Ahh… due-diligence. This is how you can protect yourself.
With increasing pressure on the legal industry to do all they can to protect their information, law departments and firms alike, everyone really, needs to carefully select and thoroughly vet their third-party cloud providers and vendors to ensure they can provide proof that they process and store data using best practices and hold verifiable certifications and accreditations. Wise companies and firms must turn to their technology partners and ensure that vendors’ information security policies and processes align with their own security and compliance objectives as well as those of their clients and partners. No one can afford to assume their third-party providers have information security considerations in mind and data protection policies and procedures in place.
Any vendor can claim to have secure environments to host data (and many do), but most lack verification. Why? Because it’s a lengthy and costly process to alter operations processes and achieve genuine certifications. But that’s not your concern – if vendors are handling your sensitive and critical information, you should insist on proof of compliance and specify security requirements in your vendor selection process.
“Wise companies and firms must ensure that vendors’ information security policies and processes align with their own security and compliance objectives.”
One trusted and rigorous certification is the ISO 27001:2013 standard designed for organizations in any industry, but is particularly pertinent for SaaS vendors, especially those which operate in the cloud. It not only ensures that information is secured from a technical and organizational perspective, it requires guidelines and processes for managing risk and implementing controls which continuously test compliance. ISO 27001 requires management to systematically assess security risks and impacts, design and implement controls to address potential vulnerabilities, and to review and revise controls over time. Furthermore, verified certifications can only be attained through a rigorous 3 step auditing process performed over several months and re-verified annually by third-party accredited certification bodies recognized by government-authorized parties.
Unfortunately, most vendors, particularly in the United States have not gone through the certification process and will often refer their prospects and clients to their cloud-service providers’ certifications, such as Microsoft or Amazon. This is highly misleading and risky, as those service providers only ensure the security of their own infrastructure, platforms, and software. Vendor software and data are not in the cloud-service providers’ ISO scopes. That’s why it is of the utmost importance to make sure your technology vendors carry their own certifications.
So how can you tell?
Start by asking all of your vendors these questions:
- Do you carry any security certifications, such as ISO 27001, and who is your certification body?

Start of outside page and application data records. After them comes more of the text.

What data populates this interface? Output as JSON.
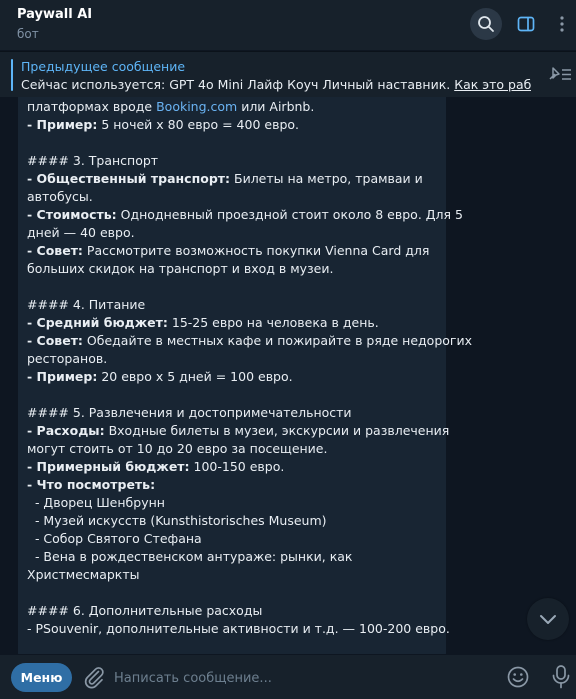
{
  "header": {
    "title": "Paywall AI",
    "subtitle": "бот"
  },
  "pinned": {
    "title": "Предыдущее сообщение",
    "text_prefix": "Сейчас используется: GPT 4o Mini Лайф Коуч Личный наставник. ",
    "text_link": "Как это работа..."
  },
  "message": {
    "line01": {
      "pre": "платформах вроде ",
      "link": "Booking.com",
      "post": " или Airbnb."
    },
    "line02": {
      "bold": "- Пример:",
      "text": " 5 ночей x 80 евро = 400 евро."
    },
    "line03": "#### 3. Транспорт",
    "line04": {
      "bold": "- Общественный транспорт:",
      "text": " Билеты на метро, трамваи и"
    },
    "line05": "автобусы.",
    "line06": {
      "bold": "- Стоимость:",
      "text": " Однодневный проездной стоит около 8 евро. Для 5"
    },
    "line07": "дней — 40 евро.",
    "line08": {
      "bold": "- Совет:",
      "text": " Рассмотрите возможность покупки Vienna Card для"
    },
    "line09": "больших скидок на транспорт и вход в музеи.",
    "line10": "#### 4. Питание",
    "line11": {
      "bold": "- Средний бюджет:",
      "text": " 15-25 евро на человека в день."
    },
    "line12": {
      "bold": "- Совет:",
      "text": " Обедайте в местных кафе и пожирайте в ряде недорогих"
    },
    "line13": "ресторанов.",
    "line14": {
      "bold": "- Пример:",
      "text": " 20 евро x 5 дней = 100 евро."
    },
    "line15": "#### 5. Развлечения и достопримечательности",
    "line16": {
      "bold": "- Расходы:",
      "text": " Входные билеты в музеи, экскурсии и развлечения"
    },
    "line17": "могут стоить от 10 до 20 евро за посещение.",
    "line18": {
      "bold": "- Примерный бюджет:",
      "text": " 100-150 евро."
    },
    "line19": {
      "bold": "- Что посмотреть:",
      "text": ""
    },
    "line20": "  - Дворец Шенбрунн",
    "line21": "  - Музей искусств (Kunsthistorisches Museum)",
    "line22": "  - Собор Святого Стефана",
    "line23": "  - Вена в рождественском антураже: рынки, как",
    "line24": "Христмесмаркты",
    "line25": "#### 6. Дополнительные расходы",
    "line26": "- PSouvenir, дополнительные активности и т.д. — 100-200 евро."
  },
  "composer": {
    "menu_label": "Меню",
    "placeholder": "Написать сообщение..."
  },
  "icons": {
    "search": "search-icon",
    "sidebar": "sidebar-toggle-icon",
    "more": "more-vertical-icon",
    "unpin": "unpin-list-icon",
    "scroll": "chevron-down-icon",
    "attach": "paperclip-icon",
    "emoji": "emoji-icon",
    "mic": "microphone-icon"
  },
  "colors": {
    "background": "#0e1621",
    "panel": "#17212b",
    "bubble": "#182533",
    "accent": "#5eb5f7",
    "menu_button": "#2f6ea5"
  }
}
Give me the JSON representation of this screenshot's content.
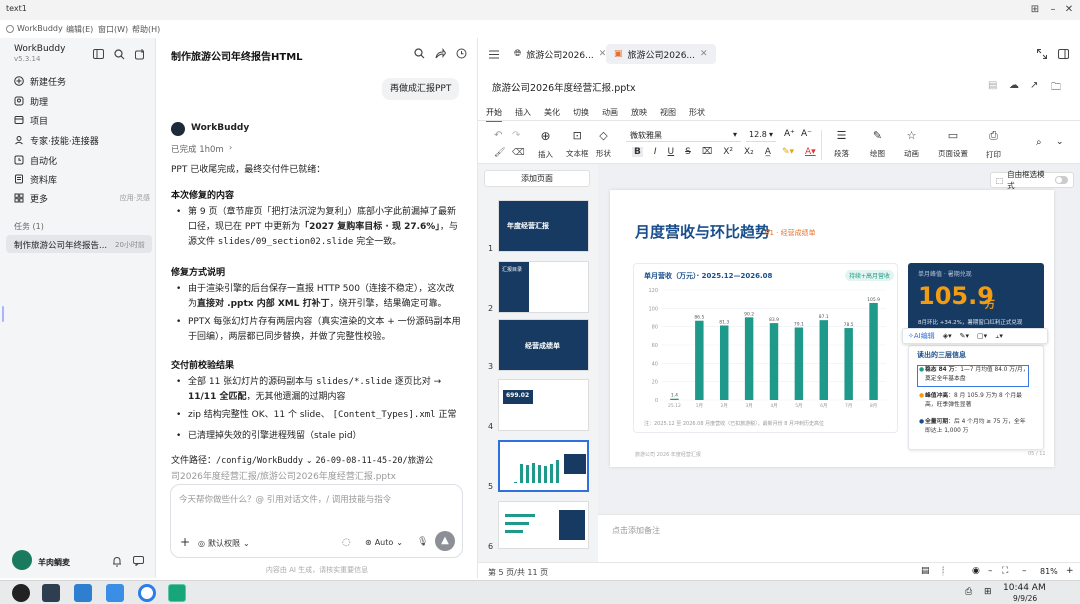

- What are your company-specific policies and procedures on information security? How often do you perform security risk assessments to identify and measure risks, and do you keep a log of security and risk incidents?
- What are your organization’s internal policies regarding user access and account security?
- How do you encrypt data at rest and in transit, and what kinds of controls and processes are in place for intrusion detection, monitoring, and threat detection? How often are vulnerability scans and penetration tests performed?
- How do you store and what is your retention policy regarding client data? How do you securely and permanently delete client data?
- Do you enforce your third-party partners and contractors to follow the same security and risk compliance measures, and how often are reviews of these contracts and partners performed?